At the beginning of 1238, during the movement of the Tatars to Vladimir, Prince Vasilko, along with Yuri Vsevolodovich, left for the Volga . On March 4, after the Battle of the Sit River (1238) between the Mongol Tatars and the Russians, the captive Vasilko refused to take the oath of the khan and was killed in the Sherna Forest. After some time, the corpse was found, according to legend, by some woman who told about her discovery to the priest Adrian, and he hid the body; then it was transported to Rostov and buried there in the Dormition Cathedral of Rostov.

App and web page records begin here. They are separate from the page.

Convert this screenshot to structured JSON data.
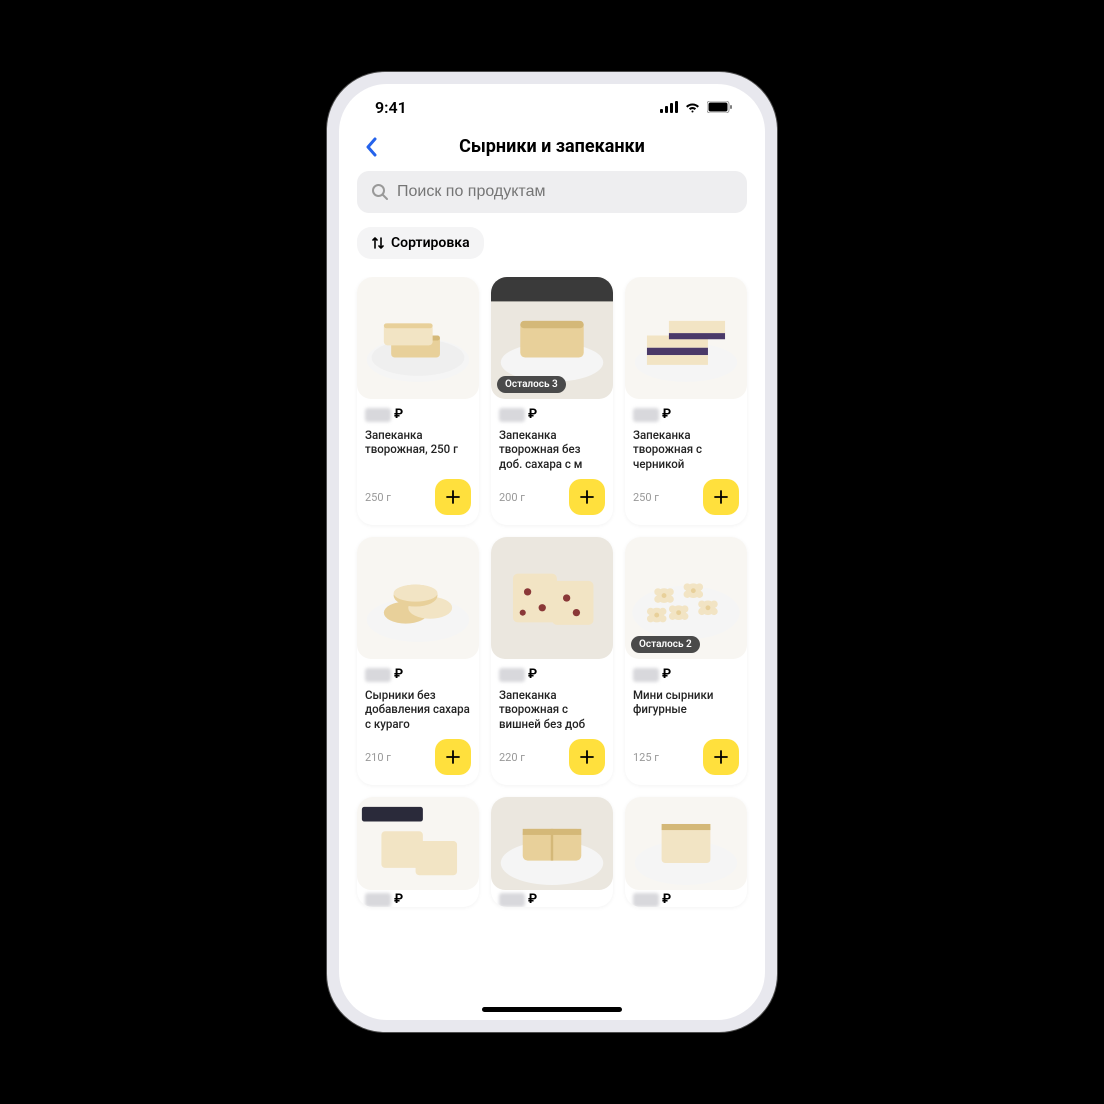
{
  "status_bar": {
    "time": "9:41"
  },
  "header": {
    "title": "Сырники и запеканки"
  },
  "search": {
    "placeholder": "Поиск по продуктам"
  },
  "sort": {
    "label": "Сортировка"
  },
  "currency": "₽",
  "products": [
    {
      "name": "Запеканка творожная, 250 г",
      "weight": "250 г",
      "badge": null
    },
    {
      "name": "Запеканка творожная без доб. сахара с м",
      "weight": "200 г",
      "badge": "Осталось 3"
    },
    {
      "name": "Запеканка творожная с черникой",
      "weight": "250 г",
      "badge": null
    },
    {
      "name": "Сырники без добавления сахара с кураго",
      "weight": "210 г",
      "badge": null
    },
    {
      "name": "Запеканка творожная с вишней без доб",
      "weight": "220 г",
      "badge": null
    },
    {
      "name": "Мини сырники фигурные",
      "weight": "125 г",
      "badge": "Осталось 2"
    }
  ],
  "food_colors": {
    "plate": "#f5f5f5",
    "plate_shadow": "#e0e0e0",
    "bg_light": "#f8f6f2",
    "bg_medium": "#ebe7df",
    "cake_light": "#f2e4c4",
    "cake_golden": "#e8d09a",
    "cake_dark": "#d4b878",
    "blueberry": "#4a3968",
    "cherry": "#8a3838"
  }
}
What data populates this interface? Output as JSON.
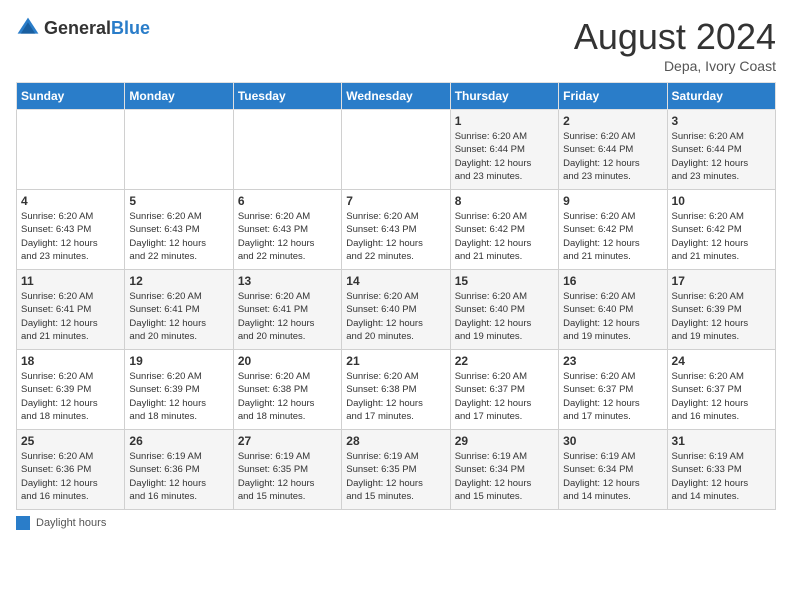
{
  "header": {
    "logo_general": "General",
    "logo_blue": "Blue",
    "month_year": "August 2024",
    "location": "Depa, Ivory Coast"
  },
  "footer": {
    "daylight_label": "Daylight hours"
  },
  "days_of_week": [
    "Sunday",
    "Monday",
    "Tuesday",
    "Wednesday",
    "Thursday",
    "Friday",
    "Saturday"
  ],
  "weeks": [
    [
      {
        "day": "",
        "info": ""
      },
      {
        "day": "",
        "info": ""
      },
      {
        "day": "",
        "info": ""
      },
      {
        "day": "",
        "info": ""
      },
      {
        "day": "1",
        "info": "Sunrise: 6:20 AM\nSunset: 6:44 PM\nDaylight: 12 hours\nand 23 minutes."
      },
      {
        "day": "2",
        "info": "Sunrise: 6:20 AM\nSunset: 6:44 PM\nDaylight: 12 hours\nand 23 minutes."
      },
      {
        "day": "3",
        "info": "Sunrise: 6:20 AM\nSunset: 6:44 PM\nDaylight: 12 hours\nand 23 minutes."
      }
    ],
    [
      {
        "day": "4",
        "info": "Sunrise: 6:20 AM\nSunset: 6:43 PM\nDaylight: 12 hours\nand 23 minutes."
      },
      {
        "day": "5",
        "info": "Sunrise: 6:20 AM\nSunset: 6:43 PM\nDaylight: 12 hours\nand 22 minutes."
      },
      {
        "day": "6",
        "info": "Sunrise: 6:20 AM\nSunset: 6:43 PM\nDaylight: 12 hours\nand 22 minutes."
      },
      {
        "day": "7",
        "info": "Sunrise: 6:20 AM\nSunset: 6:43 PM\nDaylight: 12 hours\nand 22 minutes."
      },
      {
        "day": "8",
        "info": "Sunrise: 6:20 AM\nSunset: 6:42 PM\nDaylight: 12 hours\nand 21 minutes."
      },
      {
        "day": "9",
        "info": "Sunrise: 6:20 AM\nSunset: 6:42 PM\nDaylight: 12 hours\nand 21 minutes."
      },
      {
        "day": "10",
        "info": "Sunrise: 6:20 AM\nSunset: 6:42 PM\nDaylight: 12 hours\nand 21 minutes."
      }
    ],
    [
      {
        "day": "11",
        "info": "Sunrise: 6:20 AM\nSunset: 6:41 PM\nDaylight: 12 hours\nand 21 minutes."
      },
      {
        "day": "12",
        "info": "Sunrise: 6:20 AM\nSunset: 6:41 PM\nDaylight: 12 hours\nand 20 minutes."
      },
      {
        "day": "13",
        "info": "Sunrise: 6:20 AM\nSunset: 6:41 PM\nDaylight: 12 hours\nand 20 minutes."
      },
      {
        "day": "14",
        "info": "Sunrise: 6:20 AM\nSunset: 6:40 PM\nDaylight: 12 hours\nand 20 minutes."
      },
      {
        "day": "15",
        "info": "Sunrise: 6:20 AM\nSunset: 6:40 PM\nDaylight: 12 hours\nand 19 minutes."
      },
      {
        "day": "16",
        "info": "Sunrise: 6:20 AM\nSunset: 6:40 PM\nDaylight: 12 hours\nand 19 minutes."
      },
      {
        "day": "17",
        "info": "Sunrise: 6:20 AM\nSunset: 6:39 PM\nDaylight: 12 hours\nand 19 minutes."
      }
    ],
    [
      {
        "day": "18",
        "info": "Sunrise: 6:20 AM\nSunset: 6:39 PM\nDaylight: 12 hours\nand 18 minutes."
      },
      {
        "day": "19",
        "info": "Sunrise: 6:20 AM\nSunset: 6:39 PM\nDaylight: 12 hours\nand 18 minutes."
      },
      {
        "day": "20",
        "info": "Sunrise: 6:20 AM\nSunset: 6:38 PM\nDaylight: 12 hours\nand 18 minutes."
      },
      {
        "day": "21",
        "info": "Sunrise: 6:20 AM\nSunset: 6:38 PM\nDaylight: 12 hours\nand 17 minutes."
      },
      {
        "day": "22",
        "info": "Sunrise: 6:20 AM\nSunset: 6:37 PM\nDaylight: 12 hours\nand 17 minutes."
      },
      {
        "day": "23",
        "info": "Sunrise: 6:20 AM\nSunset: 6:37 PM\nDaylight: 12 hours\nand 17 minutes."
      },
      {
        "day": "24",
        "info": "Sunrise: 6:20 AM\nSunset: 6:37 PM\nDaylight: 12 hours\nand 16 minutes."
      }
    ],
    [
      {
        "day": "25",
        "info": "Sunrise: 6:20 AM\nSunset: 6:36 PM\nDaylight: 12 hours\nand 16 minutes."
      },
      {
        "day": "26",
        "info": "Sunrise: 6:19 AM\nSunset: 6:36 PM\nDaylight: 12 hours\nand 16 minutes."
      },
      {
        "day": "27",
        "info": "Sunrise: 6:19 AM\nSunset: 6:35 PM\nDaylight: 12 hours\nand 15 minutes."
      },
      {
        "day": "28",
        "info": "Sunrise: 6:19 AM\nSunset: 6:35 PM\nDaylight: 12 hours\nand 15 minutes."
      },
      {
        "day": "29",
        "info": "Sunrise: 6:19 AM\nSunset: 6:34 PM\nDaylight: 12 hours\nand 15 minutes."
      },
      {
        "day": "30",
        "info": "Sunrise: 6:19 AM\nSunset: 6:34 PM\nDaylight: 12 hours\nand 14 minutes."
      },
      {
        "day": "31",
        "info": "Sunrise: 6:19 AM\nSunset: 6:33 PM\nDaylight: 12 hours\nand 14 minutes."
      }
    ]
  ]
}
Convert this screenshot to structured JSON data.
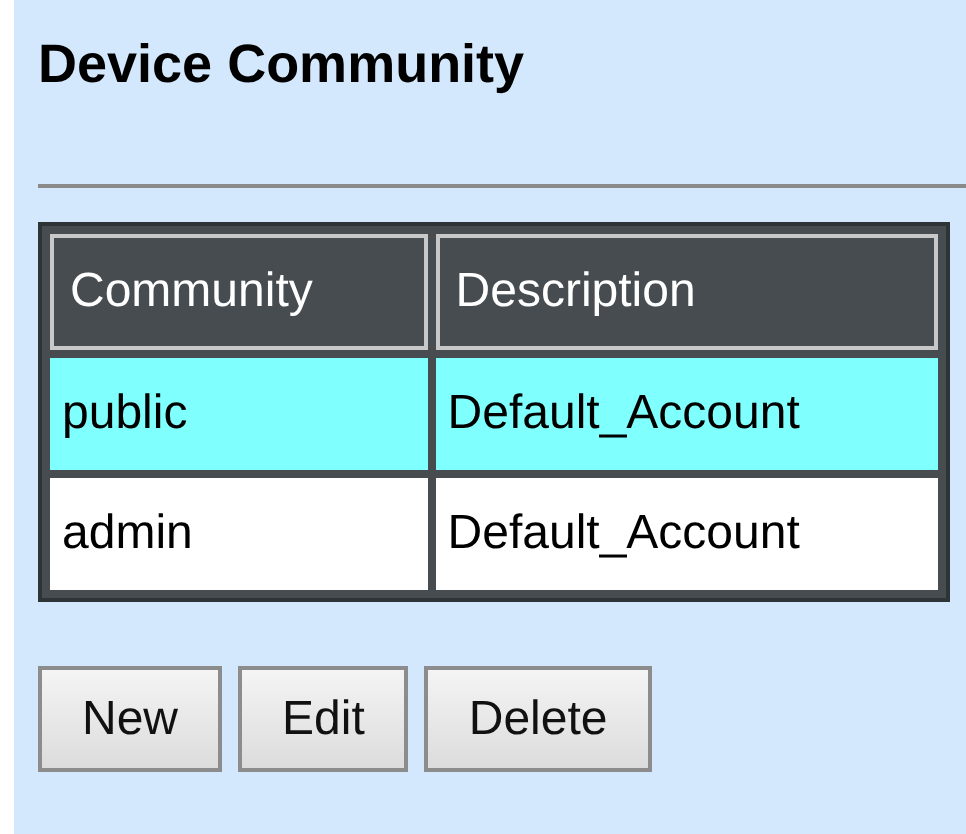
{
  "title": "Device Community",
  "table": {
    "columns": [
      "Community",
      "Description"
    ],
    "rows": [
      {
        "cells": [
          "public",
          "Default_Account"
        ],
        "selected": true
      },
      {
        "cells": [
          "admin",
          "Default_Account"
        ],
        "selected": false
      }
    ]
  },
  "buttons": [
    "New",
    "Edit",
    "Delete"
  ]
}
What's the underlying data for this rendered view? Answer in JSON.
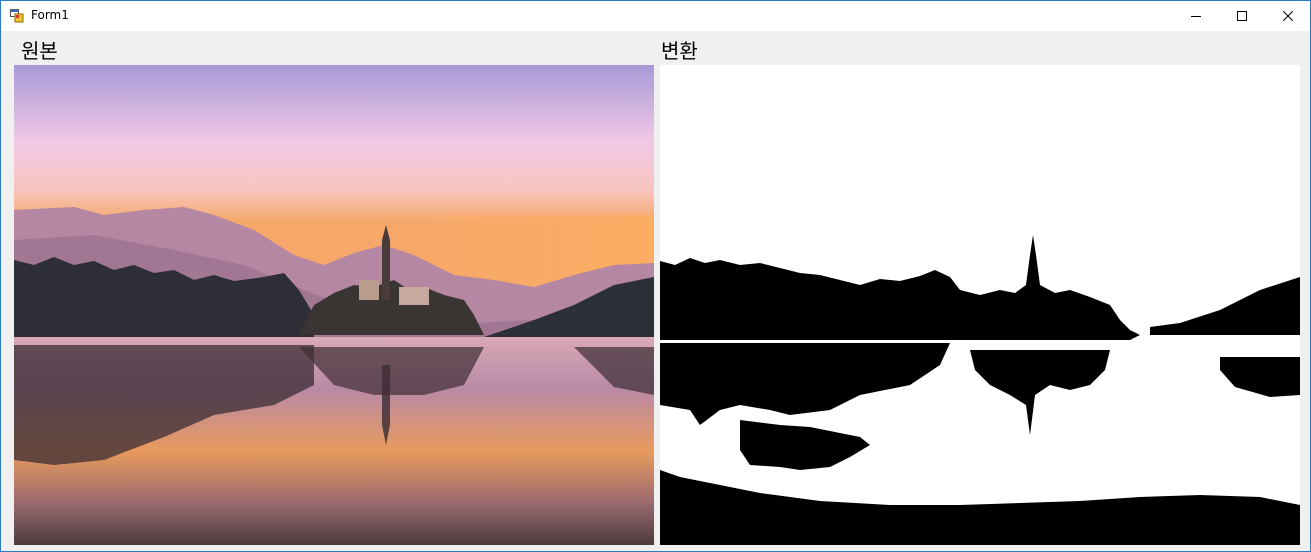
{
  "window": {
    "title": "Form1",
    "icon": "winforms-app-icon",
    "controls": [
      "minimize-icon",
      "maximize-icon",
      "close-icon"
    ]
  },
  "panels": {
    "original_label": "원본",
    "converted_label": "변환"
  },
  "colors": {
    "title_bar": "#ffffff",
    "client_area": "#f0f0f0",
    "window_border": "#2b7bc4"
  }
}
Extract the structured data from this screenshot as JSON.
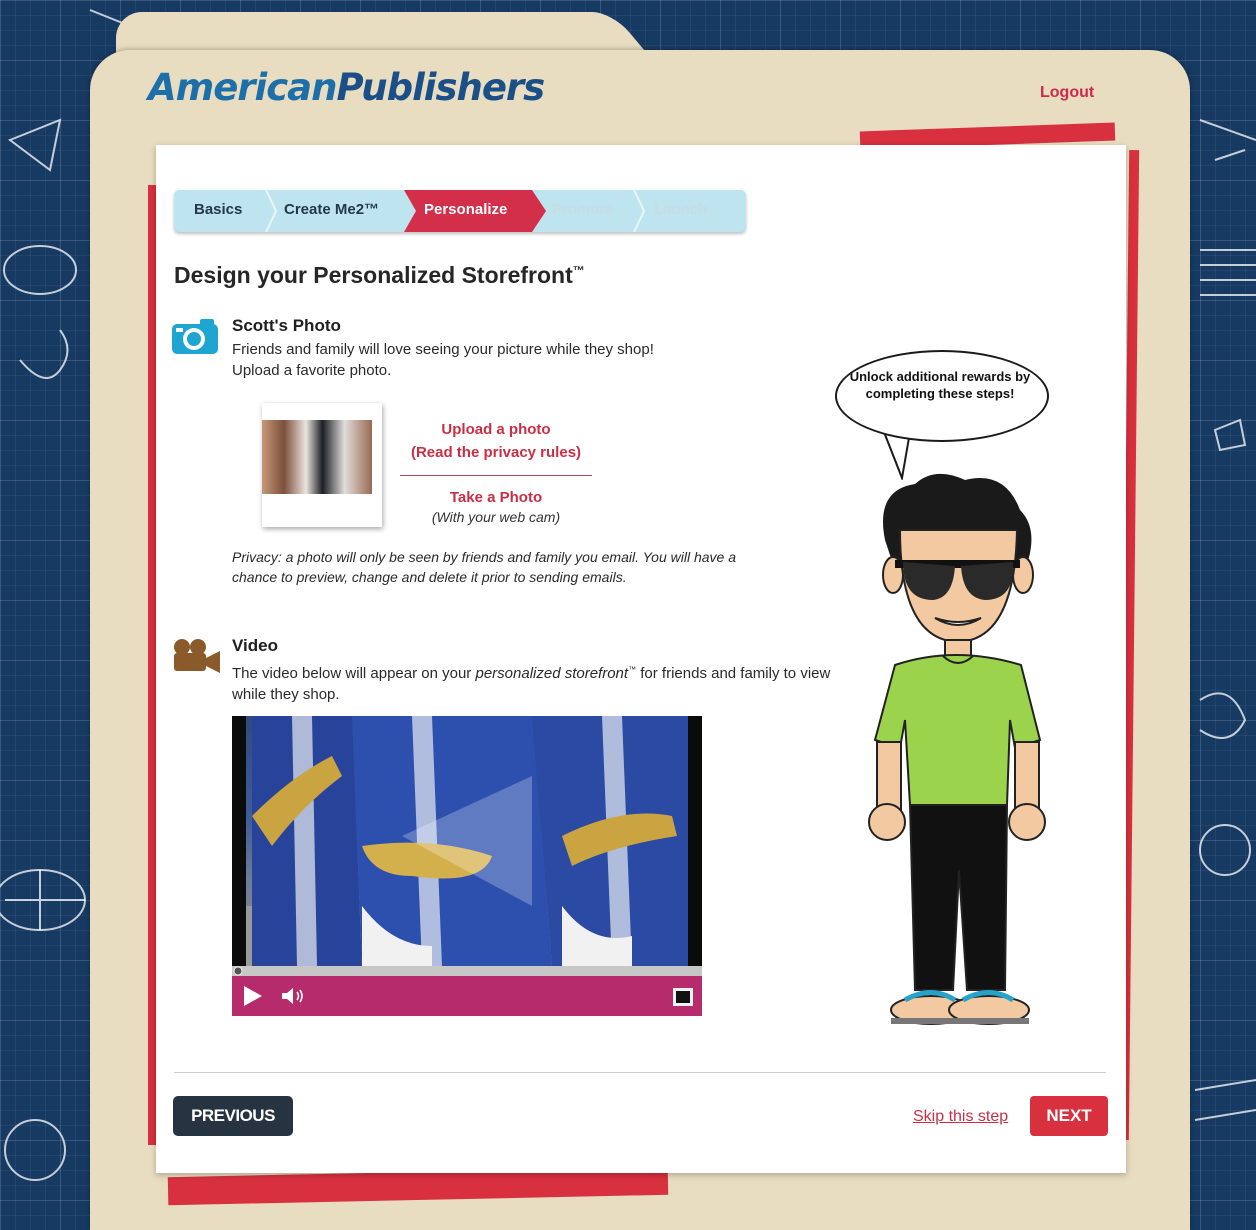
{
  "header": {
    "logo_part1": "American",
    "logo_part2": "Publishers",
    "logout_label": "Logout"
  },
  "steps": [
    {
      "label": "Basics",
      "state": "done"
    },
    {
      "label": "Create Me2™",
      "state": "done"
    },
    {
      "label": "Personalize",
      "state": "active"
    },
    {
      "label": "Promote",
      "state": "pending"
    },
    {
      "label": "Launch",
      "state": "pending"
    }
  ],
  "page": {
    "title": "Design your Personalized Storefront",
    "title_mark": "™"
  },
  "photo_section": {
    "heading": "Scott's Photo",
    "line1": "Friends and family will love seeing your picture while they shop!",
    "line2": "Upload a favorite photo.",
    "upload_label": "Upload a photo",
    "privacy_rules_label": "(Read the privacy rules)",
    "take_photo_label": "Take a Photo",
    "webcam_note": "(With your web cam)",
    "privacy_note": "Privacy: a photo will only be seen by friends and family you email. You will have a chance to preview, change and delete it prior to sending emails."
  },
  "video_section": {
    "heading": "Video",
    "text_before": "The video below will appear on your ",
    "text_italic": "personalized storefront",
    "text_mark": "™",
    "text_after": " for friends and family to view while they shop.",
    "progress": 0
  },
  "bubble": {
    "text": "Unlock additional rewards by completing these steps!"
  },
  "footer": {
    "previous_label": "PREVIOUS",
    "skip_label": "Skip this step",
    "next_label": "NEXT"
  },
  "colors": {
    "brand_red": "#d8303f",
    "logo_blue": "#1c6fa8",
    "step_bar": "#bde4ef",
    "video_controls": "#b52b6b",
    "blueprint": "#173a63"
  },
  "icons": [
    "camera-icon",
    "video-camera-icon",
    "play-icon",
    "volume-icon",
    "fullscreen-icon"
  ]
}
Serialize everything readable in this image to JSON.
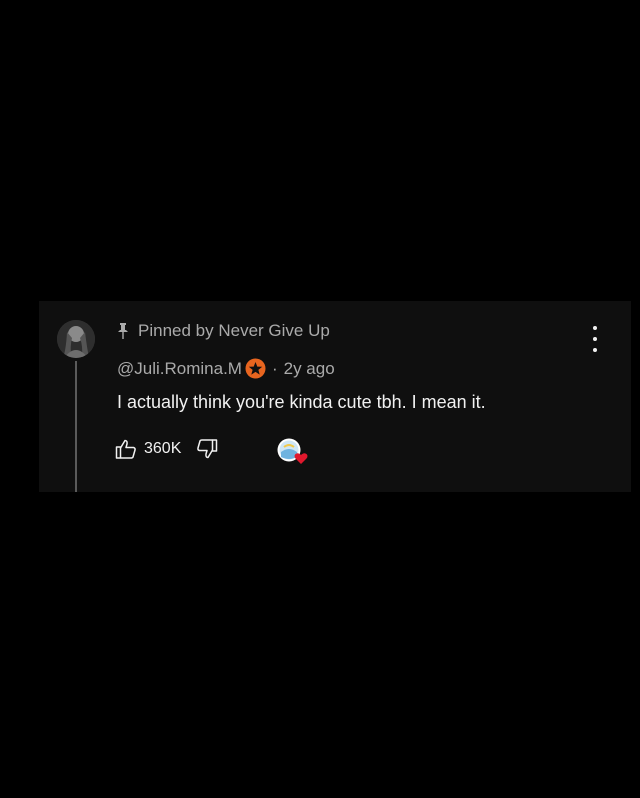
{
  "comment": {
    "pinned_label": "Pinned by Never Give Up",
    "author": "@Juli.Romina.M",
    "separator": "·",
    "time": "2y ago",
    "text": "I actually think you're kinda cute tbh. I mean it.",
    "like_count": "360K"
  },
  "icons": {
    "pin": "pin-icon",
    "badge": "star-badge-icon",
    "like": "thumbs-up-icon",
    "dislike": "thumbs-down-icon",
    "heart": "creator-heart-icon",
    "more": "more-vertical-icon"
  },
  "colors": {
    "background": "#000000",
    "card": "#0f0f0f",
    "text_primary": "#f1f1f1",
    "text_secondary": "#aaaaaa",
    "badge": "#e8651f",
    "heart": "#e0182d"
  }
}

According to Nikon's Chronicle, Vasilko was very fond of the people of Rostov, and especially his squad, clever and cunning, "his face is red, his eyes are bright and threatening, and brave measures are stronger, his heart is light, and who served him, ate his bread, the cup his drinking, that for his love "could not already serve with another prince.
The Russian Orthodox Church raised Vasilko Konstantinovich to the rank of saints, reveres him as a martyr (the time of canonization is unknown). Memory is performed (according to the Julian calendar ) on March 4 and May 23 (Cathedral of Rostov-Yaroslavl Saints).
Dmitri Kedrin 's poem "Prince Vasilko of Rostov" (1942) has Vasilko Konstantinovich as it's main hero.
Family and children
On February 10, 1227, Vasilko married (in Moscow "in the Church of the Annunciation") princess Maria Mikhailovna of Chernigov, and on February 12 arrived with his wife in Rostov.
He had sons: Boris and Gleb, who after the death of their father divided the Principality of Rostov; The first took the Principality of Rostov and the second the Principality of Beloozero. Vasilko's wife, Princess Mariya Mikhailovna founded in memory of her husband the Savior on the Sand Knyaginin Convent, which included the Dormition Cathedral of Rostov in which she herself was buried in 1271, and in 1278 her son Gleb and his wife.
|Offspring of Vasilko Konstantinovich of Rostov and Mariya Mikhailovna of Chernigov (c1211-1271)|
|Boris Vasilkovich of Rostov (1231-1277)||24 June 1231||16 September 1277 Rostov, Russia||Mariya Yaroslavna of Murom (1232-1297)|
|Gleb Vasilkovich of Beloozero (1237-1278)||1237||1278||Feodora Sartakovna (c1240-1273)|